Instead of ceps I used portobello mushrooms (why over here). I did give the mushrooms a Fat Duck treatment, cleaning and reshaping them thoroughly. I removed the fibers at the bottom, peeled the top layer, cut the mushrooms in a disc shape and removed some of the stem.
Marinating the mushrooms under pressure with salt, olive oil and rosemary (instead of thyme). Vacuum packing makes the mushrooms more compact, quite a neat technique.
Finally, the entire mise-en-place.
To finish I sautéed the mushrooms, heated the pork sauce and finished it with butter, cooked the cabbage, heated the macaroni, added the (Autumn) truffle, added a cream/egg yolk mixture, then gratinated the macaroni and cooked the loin and belly of pork in a water bath of 60°C. It is a post of deviations, so I cooked the loin to 60°C instead of 52°C. I knew some of my dining companions would not appreciate pork cooked to that temperature.
Finishing the belly part, frying the fatty topside until golden brown. It releases a lot of fat, so if you only want the very top golden brown you have to pour out the fat from the pan. If not it also colors a few millimeters of the top. To glaze the top with pork sauce I used a brush.
I don’t know if the macaroni turned out as it should, seeing this picture of the Fat Duck. I wonder how it could turn out that way, not showing the pasta, because the cream mixture has to be absorbed by the macaroni and the egg/cream mix is used in such a quantity it could never cover all of the pasta.
Maybe its an idea to mention what sucked after all the love I spread out in my conclusions these last posts. Well, nothing. It was unbelievably good. The belly, damn. The loin. The cabbage. The truffled macaroni. The sauce. All damn.
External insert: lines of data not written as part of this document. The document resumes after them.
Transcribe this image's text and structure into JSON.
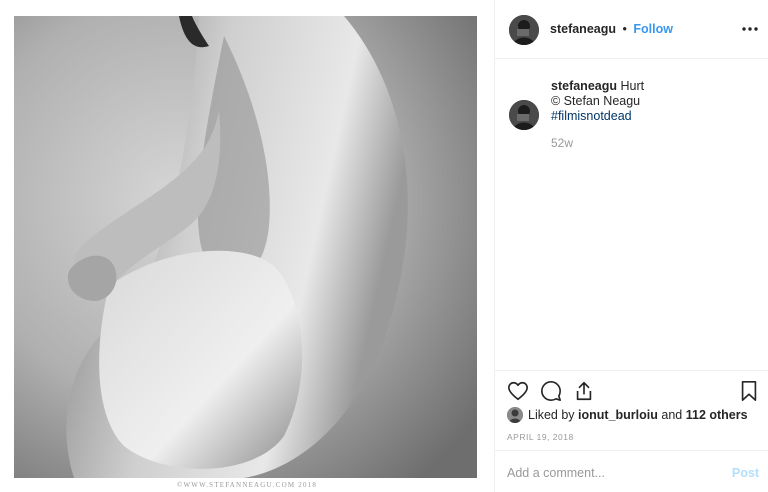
{
  "post": {
    "watermark": "©WWW.STEFANNEAGU.COM 2018"
  },
  "header": {
    "username": "stefaneagu",
    "separator": "•",
    "follow_label": "Follow",
    "more_icon": "more-options-icon"
  },
  "caption": {
    "username": "stefaneagu",
    "title": "Hurt",
    "copyright": "© Stefan Neagu",
    "hashtag": "#filmisnotdead",
    "age": "52w"
  },
  "actions": {
    "like_icon": "heart-icon",
    "comment_icon": "comment-bubble-icon",
    "share_icon": "share-icon",
    "save_icon": "bookmark-icon"
  },
  "likes": {
    "prefix": "Liked by",
    "liker": "ionut_burloiu",
    "connector": "and",
    "others": "112 others"
  },
  "date": "APRIL 19, 2018",
  "comment": {
    "placeholder": "Add a comment...",
    "post_label": "Post"
  },
  "colors": {
    "link_blue": "#3897f0",
    "hashtag_blue": "#003569",
    "muted_gray": "#999999",
    "post_disabled": "#b2dffc",
    "border": "#efefef"
  }
}
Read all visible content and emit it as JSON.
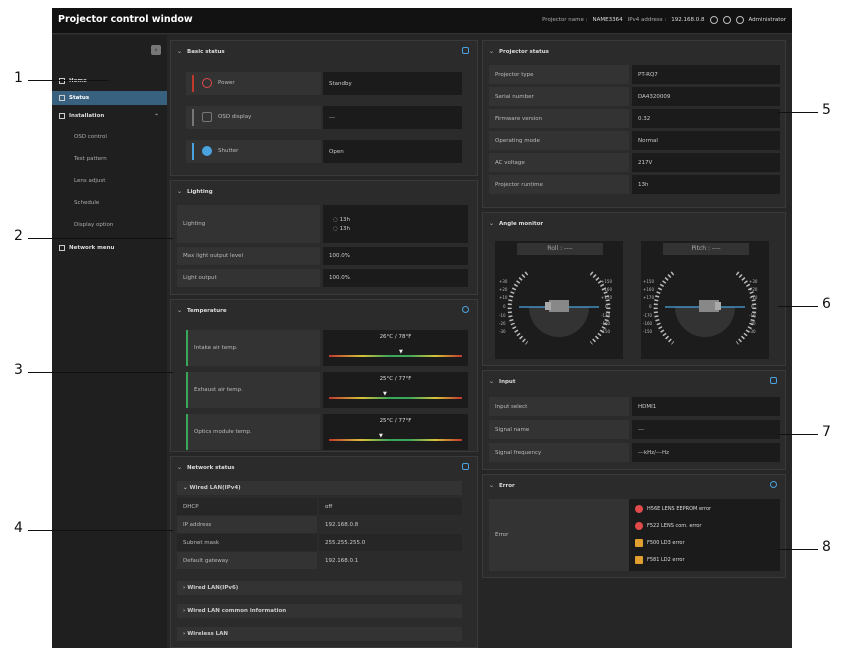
{
  "titlebar": {
    "title": "Projector control window",
    "projector_name_label": "Projector name :",
    "projector_name": "NAME3364",
    "ipv4_label": "IPv4 address :",
    "ipv4": "192.168.0.8",
    "user": "Administrator"
  },
  "sidebar": {
    "collapse": "‹",
    "items": [
      {
        "label": "Home"
      },
      {
        "label": "Status"
      },
      {
        "label": "Installation"
      },
      {
        "label": "OSD control"
      },
      {
        "label": "Test pattern"
      },
      {
        "label": "Lens adjust"
      },
      {
        "label": "Schedule"
      },
      {
        "label": "Display option"
      },
      {
        "label": "Network menu"
      }
    ]
  },
  "basic": {
    "title": "Basic status",
    "items": [
      {
        "label": "Power",
        "value": "Standby"
      },
      {
        "label": "OSD display",
        "value": "---"
      },
      {
        "label": "Shutter",
        "value": "Open"
      }
    ]
  },
  "lighting": {
    "title": "Lighting",
    "rows": [
      {
        "label": "Lighting",
        "value1": "13h",
        "value2": "13h"
      },
      {
        "label": "Max light output level",
        "value": "100.0%"
      },
      {
        "label": "Light output",
        "value": "100.0%"
      }
    ]
  },
  "temperature": {
    "title": "Temperature",
    "rows": [
      {
        "label": "Intake air temp.",
        "value": "26°C / 78°F"
      },
      {
        "label": "Exhaust air temp.",
        "value": "25°C / 77°F"
      },
      {
        "label": "Optics module temp.",
        "value": "25°C / 77°F"
      }
    ]
  },
  "network": {
    "title": "Network status",
    "section1": "Wired LAN(IPv4)",
    "rows": [
      {
        "label": "DHCP",
        "value": "off"
      },
      {
        "label": "IP address",
        "value": "192.168.0.8"
      },
      {
        "label": "Subnet mask",
        "value": "255.255.255.0"
      },
      {
        "label": "Default gateway",
        "value": "192.168.0.1"
      }
    ],
    "collapsed": [
      "Wired LAN(IPv6)",
      "Wired LAN common information",
      "Wireless LAN"
    ]
  },
  "projector": {
    "title": "Projector status",
    "rows": [
      {
        "label": "Projector type",
        "value": "PT-RQ7"
      },
      {
        "label": "Serial number",
        "value": "DA4320009"
      },
      {
        "label": "Firmware version",
        "value": "0.32"
      },
      {
        "label": "Operating mode",
        "value": "Normal"
      },
      {
        "label": "AC voltage",
        "value": "217V"
      },
      {
        "label": "Projector runtime",
        "value": "13h"
      }
    ]
  },
  "angle": {
    "title": "Angle monitor",
    "roll": "Roll : ----",
    "pitch": "Pitch : ----",
    "roll_left": [
      "+30",
      "+20",
      "+10",
      "0",
      "-10",
      "-20",
      "-30"
    ],
    "roll_right": [
      "+150",
      "+160",
      "+170",
      "0",
      "-170",
      "-160",
      "-150"
    ],
    "pitch_left": [
      "+150",
      "+160",
      "+170",
      "0",
      "-170",
      "-160",
      "-150"
    ],
    "pitch_right": [
      "+30",
      "+20",
      "+10",
      "0",
      "-10",
      "-20",
      "-30"
    ]
  },
  "input": {
    "title": "Input",
    "rows": [
      {
        "label": "Input select",
        "value": "HDMI1"
      },
      {
        "label": "Signal name",
        "value": "---"
      },
      {
        "label": "Signal frequency",
        "value": "---kHz/---Hz"
      }
    ]
  },
  "error": {
    "title": "Error",
    "label": "Error",
    "items": [
      {
        "text": "H56E LENS EEPROM error",
        "color": "#e04a4a"
      },
      {
        "text": "F522 LENS com. error",
        "color": "#e04a4a"
      },
      {
        "text": "F500 LD3 error",
        "color": "#e0a030"
      },
      {
        "text": "F581 LD2 error",
        "color": "#e0a030"
      }
    ]
  },
  "callouts": [
    "1",
    "2",
    "3",
    "4",
    "5",
    "6",
    "7",
    "8"
  ]
}
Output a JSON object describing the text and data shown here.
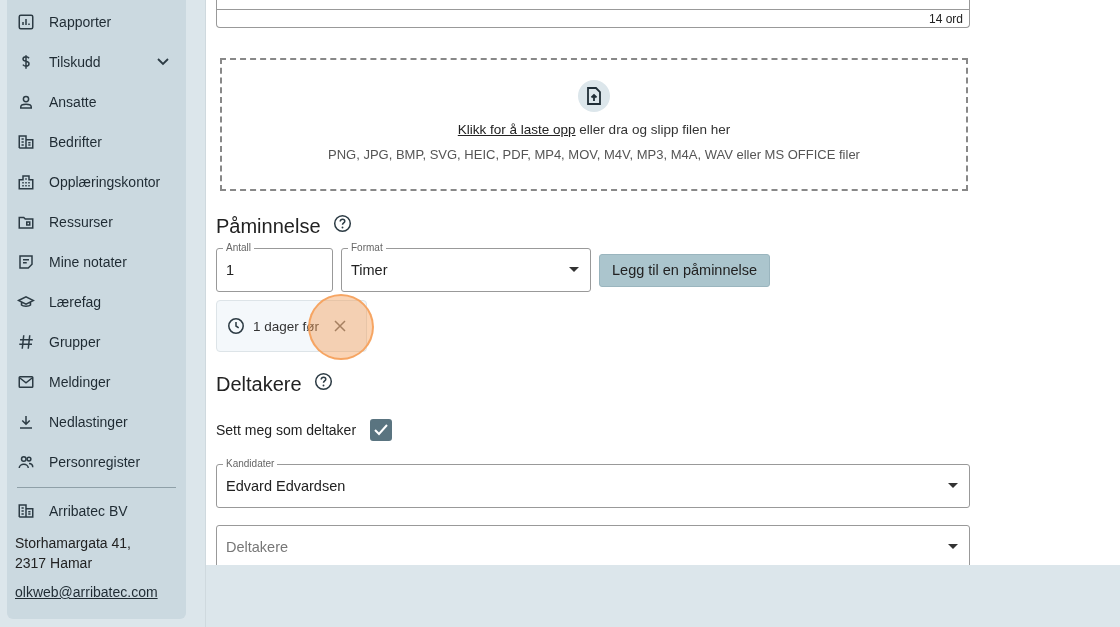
{
  "sidebar": {
    "items": [
      {
        "label": "Rapporter",
        "kind": "link"
      },
      {
        "label": "Tilskudd",
        "kind": "group"
      },
      {
        "label": "Ansatte",
        "kind": "link"
      },
      {
        "label": "Bedrifter",
        "kind": "link"
      },
      {
        "label": "Opplæringskontor",
        "kind": "link"
      },
      {
        "label": "Ressurser",
        "kind": "link"
      },
      {
        "label": "Mine notater",
        "kind": "link"
      },
      {
        "label": "Lærefag",
        "kind": "link"
      },
      {
        "label": "Grupper",
        "kind": "link"
      },
      {
        "label": "Meldinger",
        "kind": "link"
      },
      {
        "label": "Nedlastinger",
        "kind": "link"
      },
      {
        "label": "Personregister",
        "kind": "link"
      }
    ],
    "company": {
      "name": "Arribatec BV",
      "address": "Storhamargata 41, 2317 Hamar",
      "email": "olkweb@arribatec.com"
    }
  },
  "editor": {
    "word_count": "14 ord"
  },
  "upload": {
    "link": "Klikk for å laste opp",
    "text": "eller dra og slipp filen her",
    "formats": "PNG, JPG, BMP, SVG, HEIC, PDF, MP4, MOV, M4V, MP3, M4A, WAV eller MS OFFICE filer"
  },
  "reminder": {
    "title": "Påminnelse",
    "count": {
      "label": "Antall",
      "value": "1"
    },
    "format": {
      "label": "Format",
      "value": "Timer"
    },
    "add_button": "Legg til en påminnelse",
    "items": [
      {
        "label": "1 dager før"
      }
    ]
  },
  "participants": {
    "title": "Deltakere",
    "self": {
      "label": "Sett meg som deltaker",
      "checked": true
    },
    "candidates": {
      "label": "Kandidater",
      "value": "Edvard Edvardsen"
    },
    "participants_field": {
      "placeholder": "Deltakere"
    }
  }
}
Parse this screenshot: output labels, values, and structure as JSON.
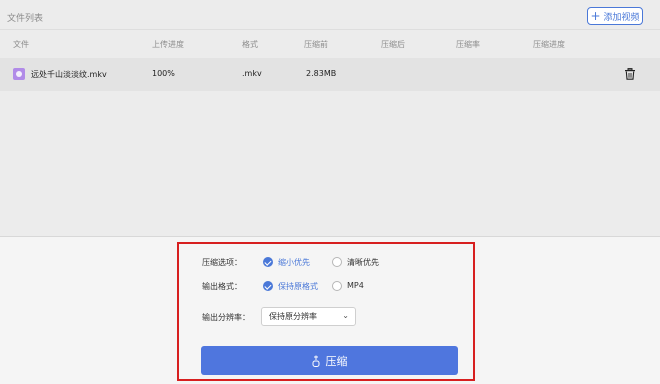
{
  "file_list": {
    "title": "文件列表",
    "add_video_label": "添加视频",
    "columns": [
      "文件",
      "上传进度",
      "格式",
      "压缩前",
      "压缩后",
      "压缩率",
      "压缩进度"
    ],
    "rows": [
      {
        "name": "远处千山淡淡纹.mkv",
        "upload_progress": "100%",
        "format": ".mkv",
        "size_before": "2.83MB",
        "size_after": "",
        "ratio": "",
        "compress_progress": ""
      }
    ]
  },
  "options": {
    "compress_option_label": "压缩选项：",
    "compress_choices": [
      "缩小优先",
      "清晰优先"
    ],
    "compress_selected": "缩小优先",
    "output_format_label": "输出格式：",
    "format_choices": [
      "保持原格式",
      "MP4"
    ],
    "format_selected": "保持原格式",
    "resolution_label": "输出分辨率：",
    "resolution_value": "保持原分辨率",
    "compress_button": "压缩"
  },
  "colors": {
    "accent": "#4a78d8",
    "highlight": "#d71f1f"
  },
  "icons": {
    "add": "plus-icon",
    "file": "video-file-icon",
    "delete": "trash-icon",
    "chevron": "chevron-down-icon",
    "compress": "compress-icon"
  }
}
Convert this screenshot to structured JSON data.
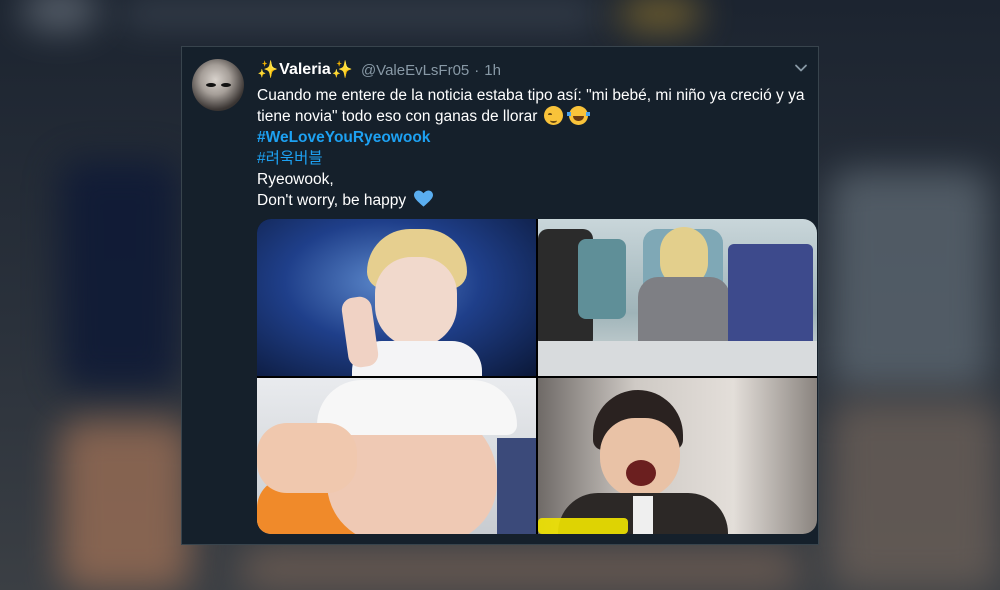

In the future I’ll definitely will be making other macaroni incarnations. As for the pork, I already am a steady pork eater, so nothing changes there. This dish is a confirmation though, that The Pig is king. For me it is untouchable. Look out for some quality pork and make this dish. Now!
As a note, some of the instructions of this recipe were a bit unclear. The trimmings of the loin of pork have to be reserved, but aren’t used later on. The last part, to finish the dish, is a bit confusing. For one portion you have to use one cabbage, which is a bit much. The cooking of the meat is also inconclusive. The belly has to be warmed to 52°C in a 60°C water bath, but the loin is cooked along with it and there is no instruction to which temperature it has to be cooked. Reading the introduction I think it is supposed to be 52°C, but the belly may take longer to reach that temperature, leaving the loin vulnerable to overcooking in a 60°C water bath. Anyone else tried this recipe?